- archaeology, basins, climatology, floodplains, geophysics, ground-penetrating radar, inventories, mass movement, permafrost, remote sensing, rivers, sediments, spatial data, Mongolia

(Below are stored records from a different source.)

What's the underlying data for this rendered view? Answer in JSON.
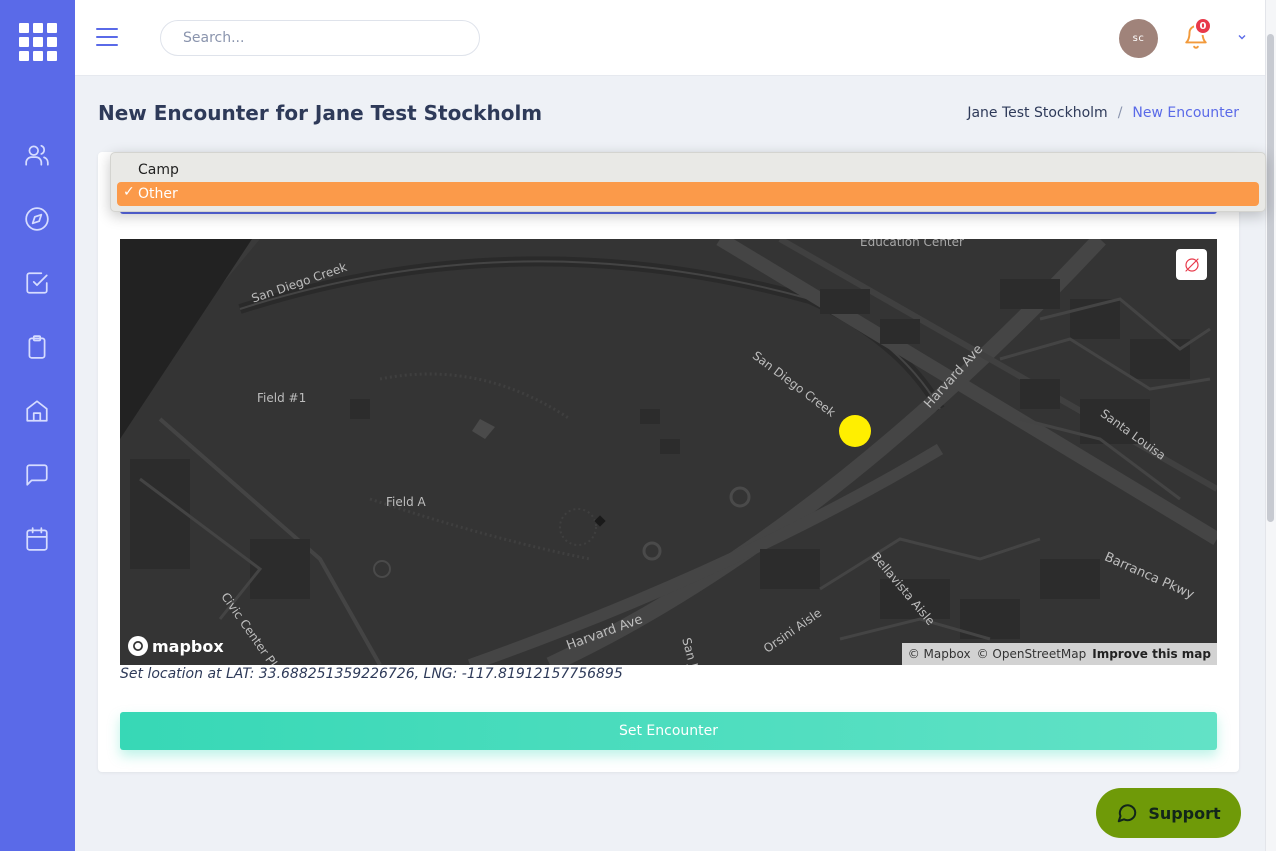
{
  "header": {
    "search_placeholder": "Search...",
    "avatar_initials": "sc",
    "notification_count": "0"
  },
  "page": {
    "title": "New Encounter for Jane Test Stockholm",
    "breadcrumb": [
      "Jane Test Stockholm",
      "/",
      "New Encounter"
    ]
  },
  "dropdown": {
    "options": [
      "Camp",
      "Other"
    ],
    "selected": "Other",
    "check_glyph": "✓"
  },
  "map": {
    "labels": {
      "education_center": "Education Center",
      "san_diego_creek_top": "San Diego Creek",
      "san_diego_creek_mid": "San Diego Creek",
      "harvard_ave_ne": "Harvard Ave",
      "santa_louisa": "Santa Louisa",
      "field_1": "Field #1",
      "field_a": "Field A",
      "bellavista_aisle": "Bellavista Aisle",
      "barranca_pkwy": "Barranca Pkwy",
      "orsini_aisle": "Orsini Aisle",
      "harvard_ave_sw": "Harvard Ave",
      "civic_center": "Civic Center Pla",
      "san_j": "San J"
    },
    "logo_text": "mapbox",
    "attribution": [
      "© Mapbox",
      "© OpenStreetMap"
    ],
    "improve_link": "Improve this map",
    "marker_color": "#ffef00"
  },
  "location": {
    "lat": "33.688251359226726",
    "lng": "-117.81912157756895",
    "text": "Set location at LAT: 33.688251359226726, LNG: -117.81912157756895"
  },
  "actions": {
    "set_encounter": "Set Encounter",
    "support": "Support"
  },
  "colors": {
    "sidebar": "#5a6ae8",
    "accent": "#5a6ae8",
    "selected_option": "#fb9a4a",
    "button_gradient_start": "#37d8b6",
    "support_bg": "#6f9a08",
    "badge": "#e8394a"
  },
  "sidebar_icons": [
    "users-icon",
    "compass-icon",
    "checkbox-icon",
    "clipboard-icon",
    "home-icon",
    "chat-icon",
    "calendar-icon"
  ]
}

- Detailed information on shallow sediment distribution in basins is required to achieve solutions for problems in Quaternary geology, geomorphology, neotectonics, (geo)archaeology, and climatology. Usually, detailed information is obtained by studying outcrops and shallow drillings. Unfortunately, such data are often sparsely distributed and thus cannot characterise entire basins in detail. Therefore, they are frequently combined with remote sensing methods to overcome this limitation. Remote sensing can cover entire basins but provides information of the land surface only. Geophysical methods can close the gap between detailed sequences of the shallow sediment inventory from drillings at a few spots and continuous surface information from remote sensing. However, their interpretation in terms of sediment types is often challenging, especially if permafrost conditions complicate their interpretation. Here we present an approach for the joint interpretation of the geophysical methods ground penetrating radar (GPR) and capacitive coupled resistivity (CCR), drill core, and remote sensing data. The methods GPR and CCR were chosen because they allow relatively fast surveying and provide complementary information. We apply the approach to the middle Orkhon Valley in central Mongolia where fluvial, alluvial, and aeolian processes led to complex sediment architecture.The GPR and CCR data, measured on profiles with a total length of about 60km, indicate the presence of two distinct layers over the complete surveying area: (i) a thawed layer at the surface, and (ii) a frozen layer below. In a first interpretation step, we establish a geophysical classification by considering the geophysical signatures of both layers. We use sedimentological information from core logs to relate the geophysical classes to sediment types. This analysis reveals internal structures of Orkhon River sediments, such as channels and floodplain sediments. We also distinguish alluvial fan deposits and aeolian sediments by their distinct geophysical signature. With this procedure we map aeolian sediments, debris flow sediments, floodplains, and channel sediments along the measured profiles in the entire basin.We show that the joint interpretation of drillings and geophysical profile measurements matches the information from remote sensing data, i.e., the sediment architecture of vast areas can be characterised by combining these techniques. The method presented here proves powerful for characterising large areas with minimal effort and can be applied to similar settings.